------ Input records

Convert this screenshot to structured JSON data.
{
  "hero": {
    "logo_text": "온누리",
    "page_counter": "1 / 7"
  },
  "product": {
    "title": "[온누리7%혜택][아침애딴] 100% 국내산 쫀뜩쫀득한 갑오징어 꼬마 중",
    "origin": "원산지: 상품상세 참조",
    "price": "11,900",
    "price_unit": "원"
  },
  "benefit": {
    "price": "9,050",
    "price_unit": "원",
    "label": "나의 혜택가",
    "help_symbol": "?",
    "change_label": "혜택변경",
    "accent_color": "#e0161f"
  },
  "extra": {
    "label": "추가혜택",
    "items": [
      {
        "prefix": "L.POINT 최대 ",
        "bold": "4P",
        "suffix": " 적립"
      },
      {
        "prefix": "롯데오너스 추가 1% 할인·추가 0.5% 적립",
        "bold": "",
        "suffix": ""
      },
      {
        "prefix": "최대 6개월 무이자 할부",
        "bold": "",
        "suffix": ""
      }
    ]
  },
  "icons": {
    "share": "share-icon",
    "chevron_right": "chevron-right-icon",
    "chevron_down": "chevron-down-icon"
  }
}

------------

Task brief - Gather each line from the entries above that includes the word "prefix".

Solution for this task -
        "prefix": "L.POINT 최대 ",
        "prefix": "롯데오너스 추가 1% 할인·추가 0.5% 적립",
        "prefix": "최대 6개월 무이자 할부",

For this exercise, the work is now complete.